▶ _What is required_:
All lines in the data that hold the word "dylib" need copying.

[Start of Attachment]

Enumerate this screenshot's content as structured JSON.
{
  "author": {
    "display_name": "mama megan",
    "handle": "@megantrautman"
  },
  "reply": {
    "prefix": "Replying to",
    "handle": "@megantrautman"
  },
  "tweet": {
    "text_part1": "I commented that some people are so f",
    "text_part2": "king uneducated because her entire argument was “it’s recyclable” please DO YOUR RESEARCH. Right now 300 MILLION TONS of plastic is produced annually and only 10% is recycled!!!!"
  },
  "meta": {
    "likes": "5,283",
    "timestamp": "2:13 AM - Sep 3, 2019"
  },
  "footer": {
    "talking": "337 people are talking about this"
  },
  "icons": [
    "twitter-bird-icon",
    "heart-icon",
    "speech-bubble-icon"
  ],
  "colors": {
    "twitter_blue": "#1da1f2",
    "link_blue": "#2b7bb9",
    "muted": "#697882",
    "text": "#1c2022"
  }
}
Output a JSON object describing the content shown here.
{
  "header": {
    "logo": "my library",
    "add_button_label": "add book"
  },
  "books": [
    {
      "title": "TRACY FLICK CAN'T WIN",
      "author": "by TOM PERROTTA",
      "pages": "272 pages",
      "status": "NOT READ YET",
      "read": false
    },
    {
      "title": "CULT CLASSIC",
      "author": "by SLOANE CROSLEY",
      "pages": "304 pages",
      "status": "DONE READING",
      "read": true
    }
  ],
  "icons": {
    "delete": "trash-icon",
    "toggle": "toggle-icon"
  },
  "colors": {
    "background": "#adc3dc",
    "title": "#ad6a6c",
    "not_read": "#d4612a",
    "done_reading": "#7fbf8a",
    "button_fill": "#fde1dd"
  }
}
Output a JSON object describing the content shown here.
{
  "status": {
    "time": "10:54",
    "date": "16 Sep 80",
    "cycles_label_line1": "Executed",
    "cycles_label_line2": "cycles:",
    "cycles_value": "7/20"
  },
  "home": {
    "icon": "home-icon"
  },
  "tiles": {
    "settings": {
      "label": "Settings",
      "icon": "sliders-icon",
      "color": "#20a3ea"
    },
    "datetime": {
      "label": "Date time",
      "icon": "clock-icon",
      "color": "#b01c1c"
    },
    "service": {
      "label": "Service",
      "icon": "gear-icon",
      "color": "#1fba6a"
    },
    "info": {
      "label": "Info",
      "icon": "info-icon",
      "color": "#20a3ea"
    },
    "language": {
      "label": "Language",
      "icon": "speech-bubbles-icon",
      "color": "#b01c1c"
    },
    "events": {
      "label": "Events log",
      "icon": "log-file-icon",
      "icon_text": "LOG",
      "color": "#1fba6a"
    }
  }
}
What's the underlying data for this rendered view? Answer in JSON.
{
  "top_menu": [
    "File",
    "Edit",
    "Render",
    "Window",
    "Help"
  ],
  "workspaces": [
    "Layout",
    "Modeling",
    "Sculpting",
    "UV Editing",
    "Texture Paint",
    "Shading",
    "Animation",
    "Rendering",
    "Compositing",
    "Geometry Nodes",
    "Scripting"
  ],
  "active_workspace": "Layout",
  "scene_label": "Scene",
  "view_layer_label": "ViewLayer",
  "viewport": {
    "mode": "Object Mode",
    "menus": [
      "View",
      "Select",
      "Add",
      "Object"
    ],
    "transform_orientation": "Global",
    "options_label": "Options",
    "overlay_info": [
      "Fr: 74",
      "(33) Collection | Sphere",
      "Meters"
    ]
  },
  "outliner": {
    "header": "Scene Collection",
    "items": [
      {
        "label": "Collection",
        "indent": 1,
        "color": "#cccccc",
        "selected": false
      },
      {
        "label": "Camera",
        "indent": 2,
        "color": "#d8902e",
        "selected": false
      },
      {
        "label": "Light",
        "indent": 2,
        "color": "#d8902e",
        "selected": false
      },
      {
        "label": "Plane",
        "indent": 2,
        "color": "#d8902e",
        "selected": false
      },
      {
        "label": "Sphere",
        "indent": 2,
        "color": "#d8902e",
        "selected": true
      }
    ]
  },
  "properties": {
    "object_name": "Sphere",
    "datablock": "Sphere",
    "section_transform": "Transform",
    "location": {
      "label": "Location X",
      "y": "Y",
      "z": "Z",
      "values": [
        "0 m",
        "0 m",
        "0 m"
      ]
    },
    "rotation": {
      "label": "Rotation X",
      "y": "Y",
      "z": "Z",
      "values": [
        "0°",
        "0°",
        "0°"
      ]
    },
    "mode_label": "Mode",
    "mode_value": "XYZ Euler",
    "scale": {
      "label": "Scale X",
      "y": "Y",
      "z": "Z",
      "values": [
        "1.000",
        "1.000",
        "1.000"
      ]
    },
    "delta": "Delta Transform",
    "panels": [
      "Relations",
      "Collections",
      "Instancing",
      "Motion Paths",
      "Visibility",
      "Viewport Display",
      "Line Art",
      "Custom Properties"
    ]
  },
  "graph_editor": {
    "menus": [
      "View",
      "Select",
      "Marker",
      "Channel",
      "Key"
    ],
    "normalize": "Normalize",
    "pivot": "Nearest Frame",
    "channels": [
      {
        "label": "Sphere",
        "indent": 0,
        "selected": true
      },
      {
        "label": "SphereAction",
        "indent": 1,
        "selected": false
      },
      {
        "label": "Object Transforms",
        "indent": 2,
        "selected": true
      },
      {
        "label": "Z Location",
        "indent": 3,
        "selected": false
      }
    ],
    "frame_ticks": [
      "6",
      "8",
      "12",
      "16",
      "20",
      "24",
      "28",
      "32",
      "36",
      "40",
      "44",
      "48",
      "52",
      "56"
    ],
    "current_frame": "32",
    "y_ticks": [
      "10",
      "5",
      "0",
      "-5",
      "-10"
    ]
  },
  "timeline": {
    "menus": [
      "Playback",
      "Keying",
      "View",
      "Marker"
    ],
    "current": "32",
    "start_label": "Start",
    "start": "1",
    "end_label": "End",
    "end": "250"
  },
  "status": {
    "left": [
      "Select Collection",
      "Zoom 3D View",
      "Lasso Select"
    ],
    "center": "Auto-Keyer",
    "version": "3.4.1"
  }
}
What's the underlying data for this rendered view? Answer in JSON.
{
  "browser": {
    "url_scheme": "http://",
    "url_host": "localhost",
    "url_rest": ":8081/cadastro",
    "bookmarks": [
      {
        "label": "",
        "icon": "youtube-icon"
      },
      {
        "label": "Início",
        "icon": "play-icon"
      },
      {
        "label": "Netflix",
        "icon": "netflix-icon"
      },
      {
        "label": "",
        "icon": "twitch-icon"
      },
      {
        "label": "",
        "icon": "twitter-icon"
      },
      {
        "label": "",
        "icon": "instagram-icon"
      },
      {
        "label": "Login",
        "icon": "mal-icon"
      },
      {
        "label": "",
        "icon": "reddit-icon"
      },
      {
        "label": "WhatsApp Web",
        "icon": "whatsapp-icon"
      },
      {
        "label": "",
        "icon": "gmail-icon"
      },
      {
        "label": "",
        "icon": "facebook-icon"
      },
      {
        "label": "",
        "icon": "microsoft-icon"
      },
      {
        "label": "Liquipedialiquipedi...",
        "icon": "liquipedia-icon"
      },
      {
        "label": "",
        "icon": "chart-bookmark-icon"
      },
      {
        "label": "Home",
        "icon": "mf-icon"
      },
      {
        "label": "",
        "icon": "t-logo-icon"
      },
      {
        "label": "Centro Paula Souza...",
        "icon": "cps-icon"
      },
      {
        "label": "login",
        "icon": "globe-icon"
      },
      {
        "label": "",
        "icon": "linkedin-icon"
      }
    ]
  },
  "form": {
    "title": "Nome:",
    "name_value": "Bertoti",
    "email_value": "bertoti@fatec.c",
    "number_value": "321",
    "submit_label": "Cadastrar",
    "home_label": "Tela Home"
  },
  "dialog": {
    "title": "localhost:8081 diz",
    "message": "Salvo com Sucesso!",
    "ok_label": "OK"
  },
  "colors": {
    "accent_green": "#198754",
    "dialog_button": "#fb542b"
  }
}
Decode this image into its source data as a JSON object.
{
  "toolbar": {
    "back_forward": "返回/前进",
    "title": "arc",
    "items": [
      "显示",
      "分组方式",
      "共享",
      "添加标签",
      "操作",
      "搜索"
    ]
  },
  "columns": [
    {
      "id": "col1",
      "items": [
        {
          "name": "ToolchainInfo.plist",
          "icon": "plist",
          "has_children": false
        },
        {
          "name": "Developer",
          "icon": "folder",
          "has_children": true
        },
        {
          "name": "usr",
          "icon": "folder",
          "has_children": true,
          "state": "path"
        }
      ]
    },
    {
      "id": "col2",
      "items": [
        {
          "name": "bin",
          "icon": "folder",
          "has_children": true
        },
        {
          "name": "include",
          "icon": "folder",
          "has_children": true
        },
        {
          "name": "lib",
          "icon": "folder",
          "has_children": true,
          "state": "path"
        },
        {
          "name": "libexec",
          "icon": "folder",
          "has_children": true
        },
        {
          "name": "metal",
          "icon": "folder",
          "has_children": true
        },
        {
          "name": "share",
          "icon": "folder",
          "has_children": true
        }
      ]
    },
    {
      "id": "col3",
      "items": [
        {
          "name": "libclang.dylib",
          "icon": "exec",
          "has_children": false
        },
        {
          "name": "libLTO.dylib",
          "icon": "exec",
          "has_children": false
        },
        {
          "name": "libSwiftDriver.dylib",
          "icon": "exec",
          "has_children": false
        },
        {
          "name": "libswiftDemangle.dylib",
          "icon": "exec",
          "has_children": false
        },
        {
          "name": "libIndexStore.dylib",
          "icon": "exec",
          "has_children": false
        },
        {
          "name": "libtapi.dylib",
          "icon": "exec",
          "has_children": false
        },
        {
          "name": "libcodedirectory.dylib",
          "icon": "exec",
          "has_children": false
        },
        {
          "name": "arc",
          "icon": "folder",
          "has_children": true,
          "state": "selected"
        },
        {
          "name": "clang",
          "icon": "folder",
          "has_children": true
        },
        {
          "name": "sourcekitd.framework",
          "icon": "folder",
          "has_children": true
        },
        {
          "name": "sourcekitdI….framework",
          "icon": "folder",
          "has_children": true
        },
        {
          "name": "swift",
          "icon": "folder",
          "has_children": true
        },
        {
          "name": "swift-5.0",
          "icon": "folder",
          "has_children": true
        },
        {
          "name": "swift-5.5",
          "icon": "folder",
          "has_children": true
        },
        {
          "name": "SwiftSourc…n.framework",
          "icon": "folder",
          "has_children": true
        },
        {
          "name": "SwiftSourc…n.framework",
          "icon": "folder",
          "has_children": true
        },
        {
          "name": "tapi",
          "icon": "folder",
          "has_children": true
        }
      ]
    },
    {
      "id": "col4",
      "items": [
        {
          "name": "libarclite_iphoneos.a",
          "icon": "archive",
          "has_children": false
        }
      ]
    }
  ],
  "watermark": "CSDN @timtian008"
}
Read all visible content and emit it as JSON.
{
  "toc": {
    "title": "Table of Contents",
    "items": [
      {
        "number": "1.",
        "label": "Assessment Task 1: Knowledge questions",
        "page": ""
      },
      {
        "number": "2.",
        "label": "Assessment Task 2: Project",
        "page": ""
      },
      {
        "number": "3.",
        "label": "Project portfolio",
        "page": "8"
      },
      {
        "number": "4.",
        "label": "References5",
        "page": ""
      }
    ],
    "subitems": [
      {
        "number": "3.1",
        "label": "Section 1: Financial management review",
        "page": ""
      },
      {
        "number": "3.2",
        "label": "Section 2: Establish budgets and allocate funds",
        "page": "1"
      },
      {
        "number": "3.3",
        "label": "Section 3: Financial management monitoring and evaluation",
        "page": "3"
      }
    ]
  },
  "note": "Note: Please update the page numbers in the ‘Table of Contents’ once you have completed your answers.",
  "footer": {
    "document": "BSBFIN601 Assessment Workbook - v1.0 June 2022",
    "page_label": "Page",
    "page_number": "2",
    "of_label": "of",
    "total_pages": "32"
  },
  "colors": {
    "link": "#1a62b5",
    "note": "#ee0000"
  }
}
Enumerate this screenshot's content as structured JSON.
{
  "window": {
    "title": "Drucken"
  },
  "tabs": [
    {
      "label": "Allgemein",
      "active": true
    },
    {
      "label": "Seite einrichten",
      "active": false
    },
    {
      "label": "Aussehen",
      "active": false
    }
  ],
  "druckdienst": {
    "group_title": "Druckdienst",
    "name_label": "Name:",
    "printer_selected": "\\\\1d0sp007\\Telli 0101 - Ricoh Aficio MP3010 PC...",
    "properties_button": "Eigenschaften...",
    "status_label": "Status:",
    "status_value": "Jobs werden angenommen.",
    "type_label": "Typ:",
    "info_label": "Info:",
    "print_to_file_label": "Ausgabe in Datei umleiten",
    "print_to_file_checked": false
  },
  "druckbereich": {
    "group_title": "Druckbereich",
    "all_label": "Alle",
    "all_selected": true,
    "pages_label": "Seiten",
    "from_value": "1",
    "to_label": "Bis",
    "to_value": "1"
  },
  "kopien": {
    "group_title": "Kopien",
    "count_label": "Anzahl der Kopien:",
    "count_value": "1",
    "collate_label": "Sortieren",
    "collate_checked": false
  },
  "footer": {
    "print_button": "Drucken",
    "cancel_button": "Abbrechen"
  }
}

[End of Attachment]

▶ _Written response_:
          "name": "libclang.dylib",
          "name": "libLTO.dylib",
          "name": "libSwiftDriver.dylib",
          "name": "libswiftDemangle.dylib",
          "name": "libIndexStore.dylib",
          "name": "libtapi.dylib",
          "name": "libcodedirectory.dylib",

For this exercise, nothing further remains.